American Gods' Neil Gaiman pens letter on season 3's relevancy: 'America must be for everyone'
The "Godsfather" of the show (author of the original novel and executive producer on the series adaptation) penned a letter that touches on the newfound relevancy of the story in the current climate.
"When we embarked upon making season 3 of American Gods, we had no idea how timely it would turn out to be," Gaiman writes. "We knew we wanted to return to what people loved and responded to in the book: that it was time for Shadow to go to the little town of Lakeside and try to lose himself in normality. And at the same time, in season 3, we wanted to focus on the characters and their journeys. To show Shadow forging a path guided by the Gods of his ancestors, becoming more himself while deciding who he is and what side he's on — humanity's or that of the Gods."

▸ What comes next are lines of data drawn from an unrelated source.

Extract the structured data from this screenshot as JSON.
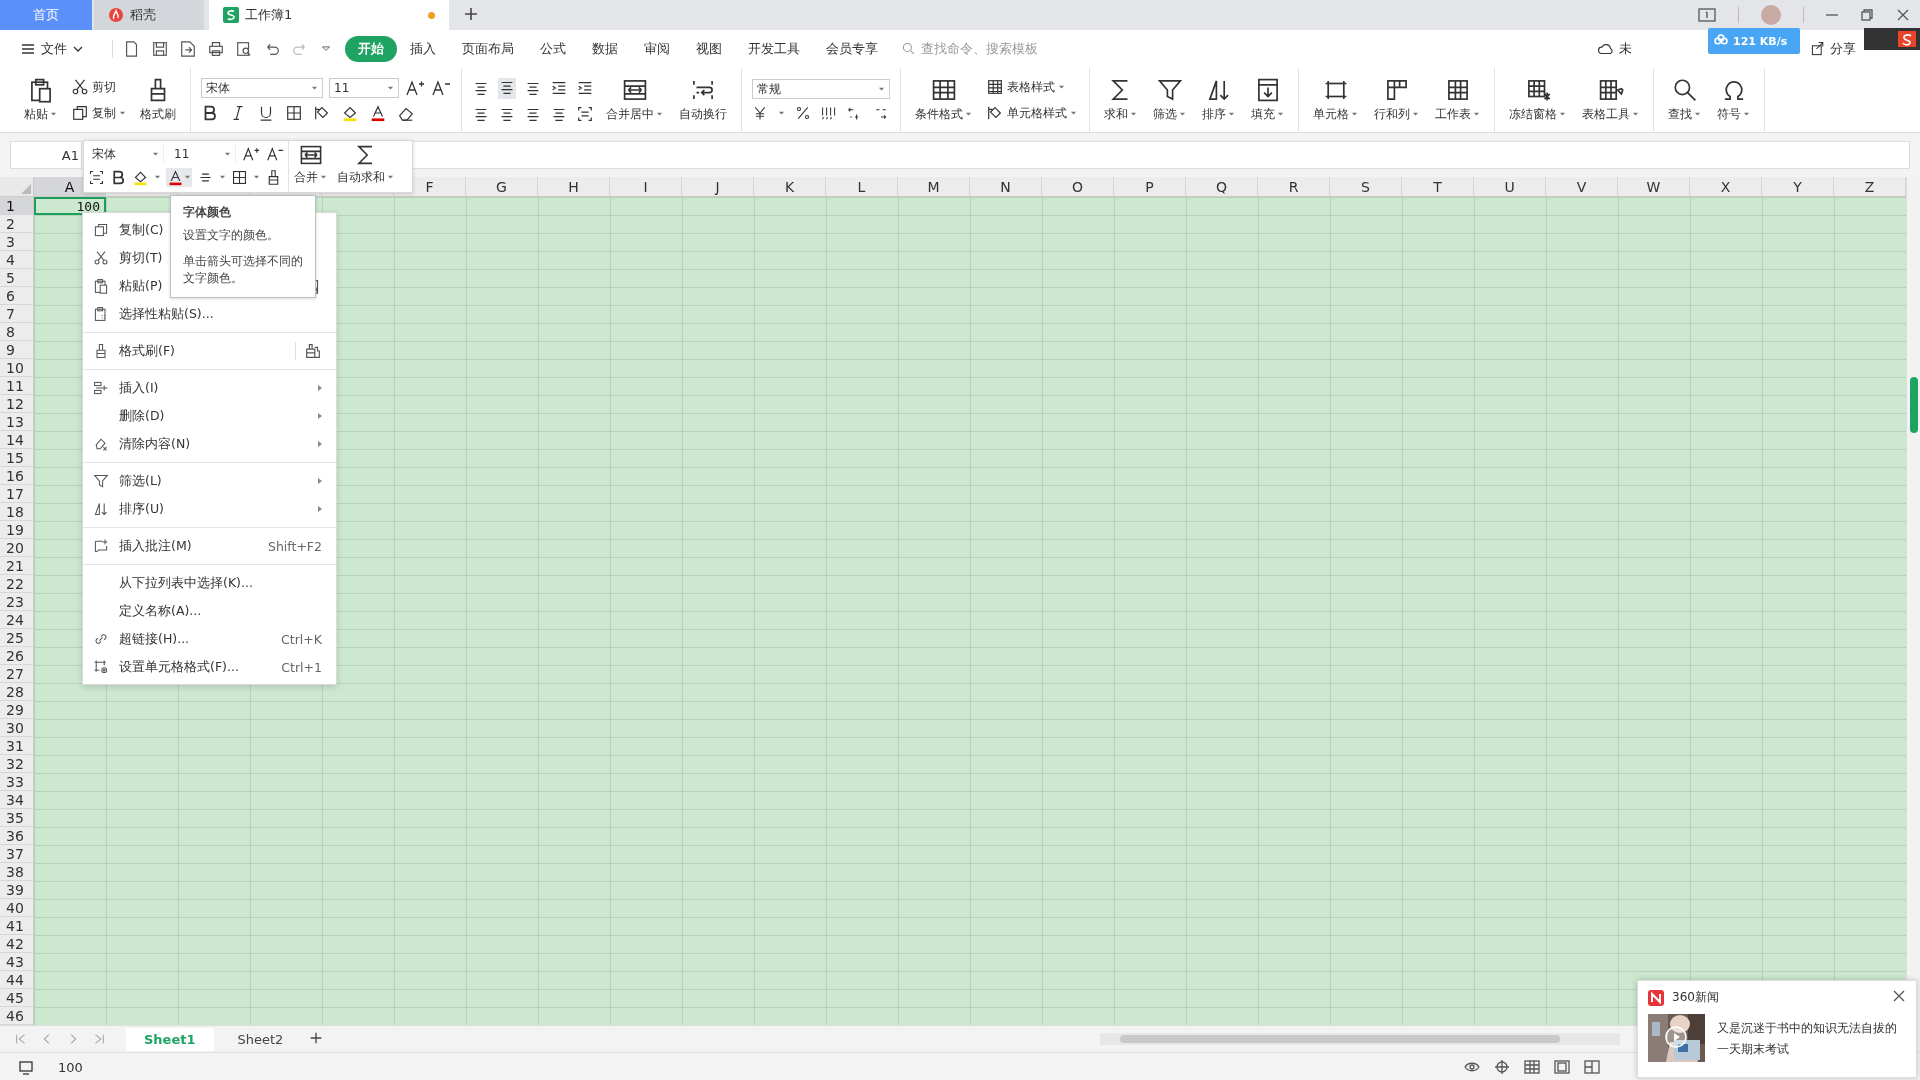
{
  "tabs": [
    {
      "label": "首页",
      "kind": "home",
      "selected": false
    },
    {
      "label": "稻壳",
      "kind": "docer",
      "selected": false
    },
    {
      "label": "工作簿1",
      "kind": "sheet",
      "selected": true,
      "unsaved": true
    }
  ],
  "menubar": {
    "file": "文件",
    "tabs": [
      {
        "label": "开始",
        "selected": true
      },
      {
        "label": "插入",
        "selected": false
      },
      {
        "label": "页面布局",
        "selected": false
      },
      {
        "label": "公式",
        "selected": false
      },
      {
        "label": "数据",
        "selected": false
      },
      {
        "label": "审阅",
        "selected": false
      },
      {
        "label": "视图",
        "selected": false
      },
      {
        "label": "开发工具",
        "selected": false
      },
      {
        "label": "会员专享",
        "selected": false
      }
    ],
    "search": {
      "placeholder": "查找命令、搜索模板"
    },
    "cloud": "未",
    "share": "分享"
  },
  "download_badge": "121 KB/s",
  "ribbon": {
    "paste": "粘贴",
    "cut": "剪切",
    "copy": "复制",
    "format_painter": "格式刷",
    "font": "宋体",
    "size": "11",
    "merge": "合并居中",
    "wrap": "自动换行",
    "number_format": "常规",
    "conditional": "条件格式",
    "table_style": "表格样式",
    "cell_style": "单元格样式",
    "tools": [
      "求和",
      "筛选",
      "排序",
      "填充",
      "单元格",
      "行和列",
      "工作表",
      "冻结窗格",
      "表格工具",
      "查找",
      "符号"
    ]
  },
  "name_box": "A1",
  "mini_toolbar": {
    "font": "宋体",
    "size": "11",
    "merge": "合并",
    "autosum": "自动求和"
  },
  "tooltip": {
    "title": "字体颜色",
    "lines": [
      "设置文字的颜色。",
      "单击箭头可选择不同的文字颜色。"
    ]
  },
  "grid": {
    "columns": [
      {
        "label": "A",
        "selected": true
      },
      {
        "selected": false
      },
      {
        "selected": false
      },
      {
        "selected": false
      },
      {
        "selected": false
      },
      {
        "label": "F",
        "selected": false
      },
      {
        "label": "G",
        "selected": false
      },
      {
        "label": "H",
        "selected": false
      },
      {
        "label": "I",
        "selected": false
      },
      {
        "label": "J",
        "selected": false
      },
      {
        "label": "K",
        "selected": false
      },
      {
        "label": "L",
        "selected": false
      },
      {
        "label": "M",
        "selected": false
      },
      {
        "label": "N",
        "selected": false
      },
      {
        "label": "O",
        "selected": false
      },
      {
        "label": "P",
        "selected": false
      },
      {
        "label": "Q",
        "selected": false
      },
      {
        "label": "R",
        "selected": false
      },
      {
        "label": "S",
        "selected": false
      },
      {
        "label": "T",
        "selected": false
      },
      {
        "label": "U",
        "selected": false
      },
      {
        "label": "V",
        "selected": false
      },
      {
        "label": "W",
        "selected": false
      },
      {
        "label": "X",
        "selected": false
      },
      {
        "label": "Y",
        "selected": false
      },
      {
        "label": "Z",
        "selected": false
      }
    ],
    "rows": [
      {
        "label": "1",
        "selected": true
      },
      {
        "label": "2",
        "selected": false
      },
      {
        "label": "3",
        "selected": false
      },
      {
        "label": "4",
        "selected": false
      },
      {
        "label": "5",
        "selected": false
      },
      {
        "label": "6",
        "selected": false
      },
      {
        "label": "7",
        "selected": false
      },
      {
        "label": "8",
        "selected": false
      },
      {
        "label": "9",
        "selected": false
      },
      {
        "label": "10",
        "selected": false
      },
      {
        "label": "11",
        "selected": false
      },
      {
        "label": "12",
        "selected": false
      },
      {
        "label": "13",
        "selected": false
      },
      {
        "label": "14",
        "selected": false
      },
      {
        "label": "15",
        "selected": false
      },
      {
        "label": "16",
        "selected": false
      },
      {
        "label": "17",
        "selected": false
      },
      {
        "label": "18",
        "selected": false
      },
      {
        "label": "19",
        "selected": false
      },
      {
        "label": "20",
        "selected": false
      },
      {
        "label": "21",
        "selected": false
      },
      {
        "label": "22",
        "selected": false
      },
      {
        "label": "23",
        "selected": false
      },
      {
        "label": "24",
        "selected": false
      },
      {
        "label": "25",
        "selected": false
      },
      {
        "label": "26",
        "selected": false
      },
      {
        "label": "27",
        "selected": false
      },
      {
        "label": "28",
        "selected": false
      },
      {
        "label": "29",
        "selected": false
      },
      {
        "label": "30",
        "selected": false
      },
      {
        "label": "31",
        "selected": false
      },
      {
        "label": "32",
        "selected": false
      },
      {
        "label": "33",
        "selected": false
      },
      {
        "label": "34",
        "selected": false
      },
      {
        "label": "35",
        "selected": false
      },
      {
        "label": "36",
        "selected": false
      },
      {
        "label": "37",
        "selected": false
      },
      {
        "label": "38",
        "selected": false
      },
      {
        "label": "39",
        "selected": false
      },
      {
        "label": "40",
        "selected": false
      },
      {
        "label": "41",
        "selected": false
      },
      {
        "label": "42",
        "selected": false
      },
      {
        "label": "43",
        "selected": false
      },
      {
        "label": "44",
        "selected": false
      },
      {
        "label": "45",
        "selected": false
      },
      {
        "label": "46",
        "selected": false
      }
    ],
    "cells": [
      {
        "value": "100",
        "active": true
      }
    ]
  },
  "context_menu": [
    {
      "kind": "item",
      "label": "复制(C)"
    },
    {
      "kind": "item",
      "label": "剪切(T)"
    },
    {
      "kind": "item",
      "label": "粘贴(P)"
    },
    {
      "kind": "item",
      "label": "选择性粘贴(S)..."
    },
    {
      "kind": "separator"
    },
    {
      "kind": "item",
      "label": "格式刷(F)"
    },
    {
      "kind": "separator"
    },
    {
      "kind": "item",
      "label": "插入(I)",
      "submenu": true
    },
    {
      "kind": "item",
      "label": "删除(D)",
      "submenu": true
    },
    {
      "kind": "item",
      "label": "清除内容(N)",
      "submenu": true
    },
    {
      "kind": "separator"
    },
    {
      "kind": "item",
      "label": "筛选(L)",
      "submenu": true
    },
    {
      "kind": "item",
      "label": "排序(U)",
      "submenu": true
    },
    {
      "kind": "separator"
    },
    {
      "kind": "item",
      "label": "插入批注(M)",
      "shortcut": "Shift+F2"
    },
    {
      "kind": "separator"
    },
    {
      "kind": "item",
      "label": "从下拉列表中选择(K)..."
    },
    {
      "kind": "item",
      "label": "定义名称(A)..."
    },
    {
      "kind": "item",
      "label": "超链接(H)...",
      "shortcut": "Ctrl+K"
    },
    {
      "kind": "item",
      "label": "设置单元格格式(F)...",
      "shortcut": "Ctrl+1"
    }
  ],
  "sheets": [
    {
      "label": "Sheet1",
      "selected": true
    },
    {
      "label": "Sheet2",
      "selected": false
    }
  ],
  "status": {
    "value": "100"
  },
  "news": {
    "source": "360新闻",
    "lines": [
      "又是沉迷于书中的知识无法自拔的",
      "一天期末考试"
    ]
  }
}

Gaimain continues, "We knew also that we wanted to continue to root the show in the landscapes of America. To explore what 'America' means to its people and to talk about immigrants — about the very different people who came to this remarkable land and brought their gods with them. The new gods of phone and app and glitter demand our attention and our love, and the old gods want to mean something again. America must be for all of us, and American Gods must reflect that. This season truly feels as if it does. It's full of drama and emotion, the very real and the utterly strange, and it features some of the finest performances the show has yet seen. It brings back favorite characters, some in remarkable new ways, and we will encounter people and gods we've never met before. I'm proud of our brilliant cast — of Ricky and Emily, of Yetide and Ian, Bruce, Demore, Omid and all the rest — and of what the writers have done to bring the story back on track."
Concluding the letter, Gaiman writes, "The struggles of the gods and the people in season 3 of American Gods are the struggles of America. We didn't think it would prove as timely when we plotted it, nor did I think the novel would still be relevant when I wrote it over 20 years ago. But I'm glad it's happening now, in a year when it feels as though diverse stories are being heard, and honored, and allowed to change the future."

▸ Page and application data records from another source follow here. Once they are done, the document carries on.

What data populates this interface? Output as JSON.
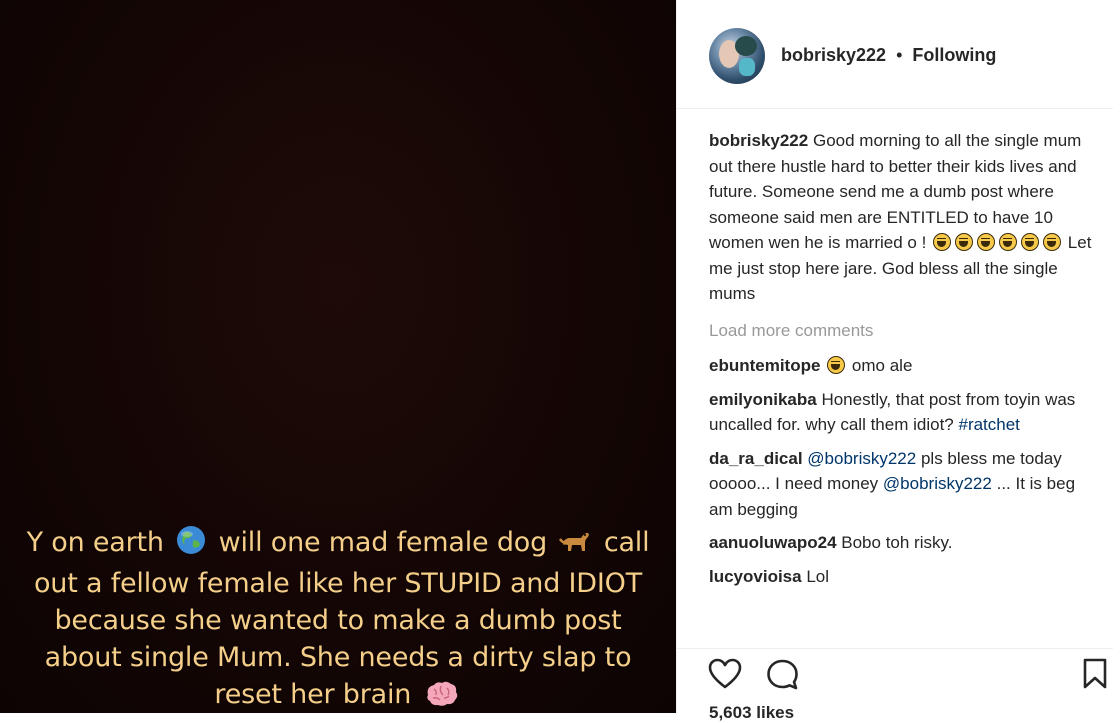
{
  "media": {
    "caption_lines": [
      {
        "before": "Y on earth",
        "after": "will one mad female dog",
        "end": "call"
      },
      "out a fellow female like her STUPID and IDIOT",
      "because she wanted to make a dumb post",
      "about single Mum. She needs a dirty slap to",
      {
        "before": "reset her brain"
      }
    ],
    "icons": [
      "globe-emoji",
      "dog-emoji",
      "brain-emoji"
    ]
  },
  "header": {
    "username": "bobrisky222",
    "separator": "•",
    "follow_status": "Following"
  },
  "caption": {
    "username": "bobrisky222",
    "text_1": "Good morning to all the single mum out there hustle hard to better their kids lives and future. Someone send me a dumb post where someone said men are ENTITLED to have 10 women wen he is married o !",
    "text_2": "Let me just stop here jare. God bless all the single mums",
    "emoji_count": 6
  },
  "load_more": "Load more comments",
  "comments": [
    {
      "username": "ebuntemitope",
      "text": "omo ale"
    },
    {
      "username": "emilyonikaba",
      "text": "Honestly, that post from toyin was uncalled for. why call them idiot?",
      "hashtag": "#ratchet"
    },
    {
      "username": "da_ra_dical",
      "mention_1": "@bobrisky222",
      "text_1": "pls bless me today ooooo... I need money",
      "mention_2": "@bobrisky222",
      "text_2": "... It is beg am begging"
    },
    {
      "username": "aanuoluwapo24",
      "text": "Bobo toh risky."
    },
    {
      "username": "lucyovioisa",
      "text": "Lol"
    }
  ],
  "likes": "5,603 likes",
  "icons": {
    "like": "heart-icon",
    "comment": "comment-bubble-icon",
    "save": "bookmark-icon"
  }
}
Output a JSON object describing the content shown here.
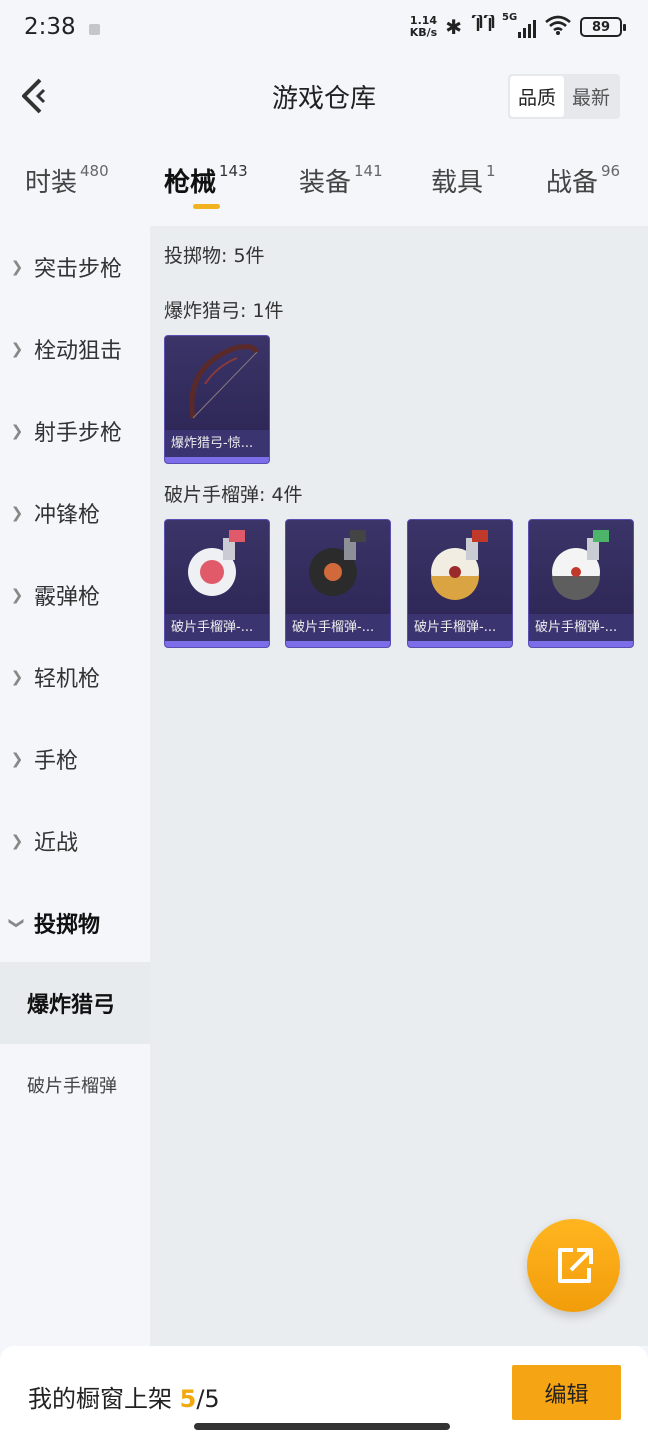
{
  "status": {
    "time": "2:38",
    "net_speed_value": "1.14",
    "net_speed_unit": "KB/s",
    "signal_label": "5G",
    "battery": "89"
  },
  "header": {
    "title": "游戏仓库",
    "sort_options": [
      "品质",
      "最新"
    ],
    "sort_active": "品质"
  },
  "tabs": [
    {
      "label": "时装",
      "count": "480"
    },
    {
      "label": "枪械",
      "count": "143"
    },
    {
      "label": "装备",
      "count": "141"
    },
    {
      "label": "载具",
      "count": "1"
    },
    {
      "label": "战备",
      "count": "96"
    }
  ],
  "active_tab": "枪械",
  "sidebar": {
    "categories": [
      "突击步枪",
      "栓动狙击",
      "射手步枪",
      "冲锋枪",
      "霰弹枪",
      "轻机枪",
      "手枪",
      "近战",
      "投掷物"
    ],
    "open_category": "投掷物",
    "subcategories": [
      "爆炸猎弓",
      "破片手榴弹"
    ],
    "active_subcategory": "爆炸猎弓"
  },
  "content": {
    "summary": "投掷物: 5件",
    "sections": [
      {
        "title": "爆炸猎弓: 1件",
        "items": [
          {
            "name": "爆炸猎弓-惊...",
            "icon": "bow-icon"
          }
        ]
      },
      {
        "title": "破片手榴弹: 4件",
        "items": [
          {
            "name": "破片手榴弹-...",
            "icon": "grenade-icon",
            "color": "#e05a6a"
          },
          {
            "name": "破片手榴弹-...",
            "icon": "grenade-icon",
            "color": "#222222"
          },
          {
            "name": "破片手榴弹-...",
            "icon": "grenade-icon",
            "color": "#d9a441"
          },
          {
            "name": "破片手榴弹-...",
            "icon": "grenade-icon",
            "color": "#4cb56a"
          }
        ]
      }
    ]
  },
  "bottom": {
    "shelf_label": "我的橱窗上架",
    "shelf_current": "5",
    "shelf_total": "/5",
    "edit_label": "编辑"
  },
  "colors": {
    "accent": "#f5a414",
    "card_bg": "#2a2452",
    "card_bar": "#7b6ee8"
  }
}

American Gods season 3 will arrive this Jan. 10 on Starz at a time that is not just poignant because of Hollywood's current reckoning with past portrayals of Black people and other minorities, but also in light of the show's own drama.
Former cast member and writer Orlando Jones spoke out on social media in December, saying he was fired from the series because new showrunner Robert Eglee said his character, the African trickster god Anansi, sent "the wrong message for Black America" with his "get s--- done" attitude. A spokesperson for the show said Jones' option was not picked up because Anansi doesn't factor into the Lakeside storyline from the book. In a separate interview with EW, Jones called that assertion "ridiculous on its face" because he "didn't have a writing option" but was one of the people "who laid out the direction for season 3 at the end of season 2."

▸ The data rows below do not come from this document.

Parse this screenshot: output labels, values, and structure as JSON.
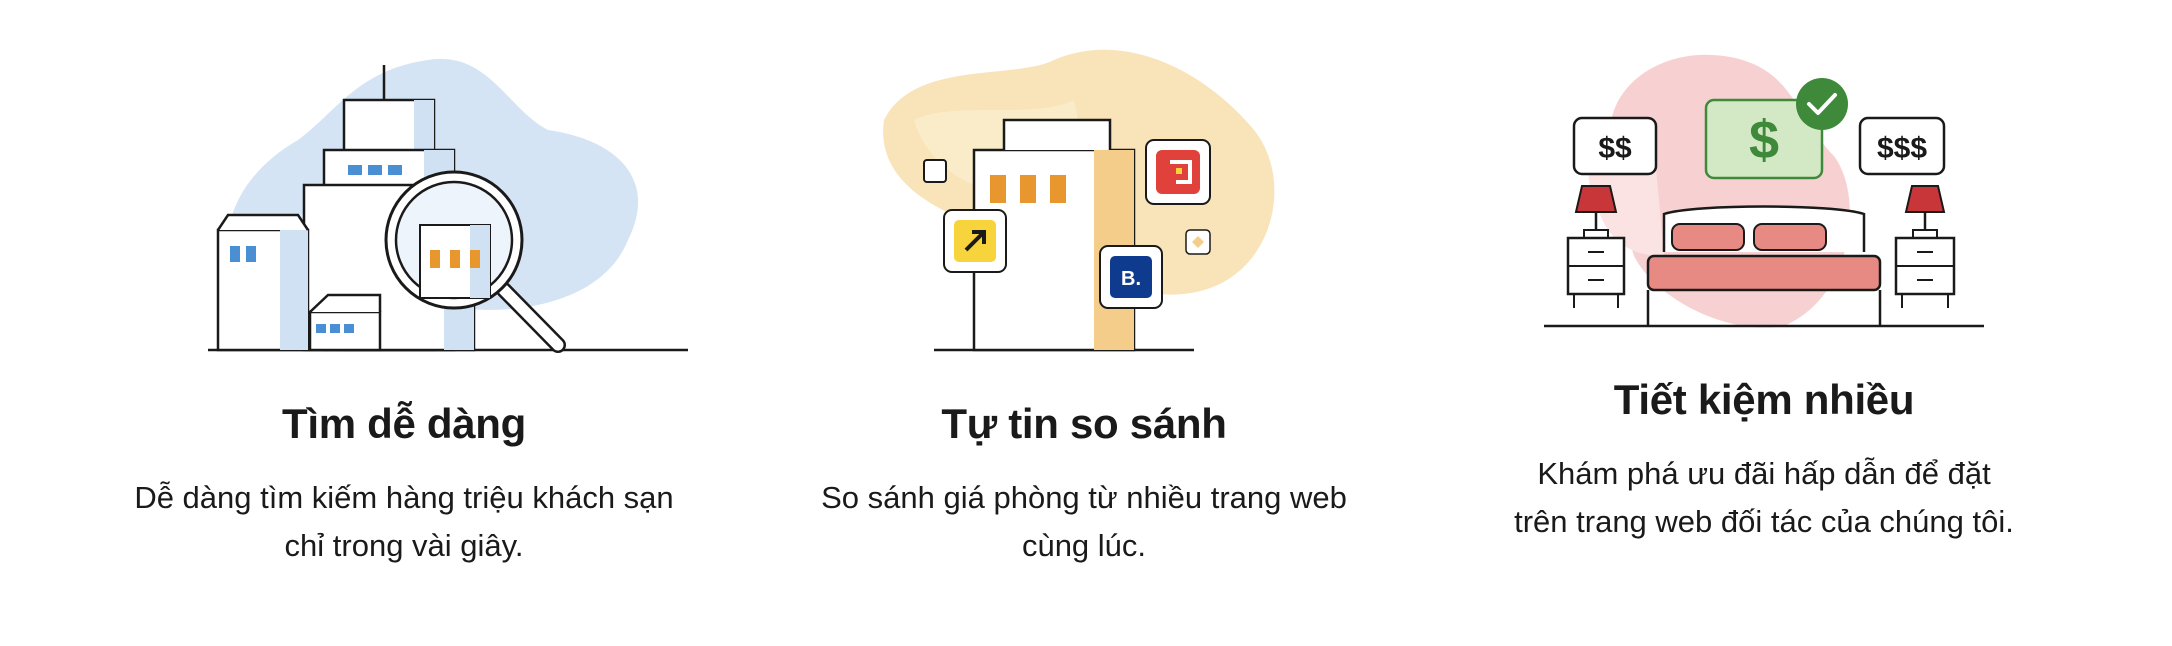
{
  "features": [
    {
      "icon": "city-search-illustration",
      "title": "Tìm dễ dàng",
      "description": "Dễ dàng tìm kiếm hàng triệu khách sạn chỉ trong vài giây."
    },
    {
      "icon": "compare-websites-illustration",
      "title": "Tự tin so sánh",
      "description": "So sánh giá phòng từ nhiều trang web cùng lúc."
    },
    {
      "icon": "save-money-bedroom-illustration",
      "title": "Tiết kiệm nhiều",
      "description": "Khám phá ưu đãi hấp dẫn để đặt trên trang web đối tác của chúng tôi."
    }
  ],
  "badges": {
    "booking_letter": "B.",
    "price_low": "$$",
    "price_mid": "$",
    "price_high": "$$$"
  },
  "colors": {
    "blue_accent": "#4a8fd4",
    "orange_accent": "#e8972e",
    "red_accent": "#e88a84",
    "green_accent": "#3f8a3a"
  }
}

Jones isn't the only one not returning for season 3. Mousa Kraish, who plays the Jinn, is also sitting this one out. In terms of the story, Shadow Moon (Ricky Whittle) is heading to the town of Lakeside, a location from the mid-section of Gaiman's book, after learning the truth about his godly lineage at the end of season 2. He will then encounter and be guided by the Orishas, the gods of his Black ancestors.
The premiere announcement also comes with a teaser image of the Lakeside Clunker Board from inside Hinzelmann's shop.
Among the newcomers are Ashley Reyes as Mr. Wednesday's techie new-hire Cordelia, Devery Jacobs as Sam Black Crow, Blythe Danner as Greek goddess of the harvest Demeter, Marilyn Manson as Viking death metal rocker Johan Wengren, Julia Sweeney as Shadow's Lakeside welcome wagon Hinzelmann, Iwan Rheon as leprechaun Liam Doyle, Denis O'Hare as Tyr, Lela Loren as Lakeside reporter Marguerite, Herizen Guardiola as Yoruban goddess of love Oshun, Wale as an Orisha named Chango, Eric Johnson as Lakeside Chief of Police Chad Mulligan, and Danny Trejo and Dominique Jackson as new forms of Mr. World.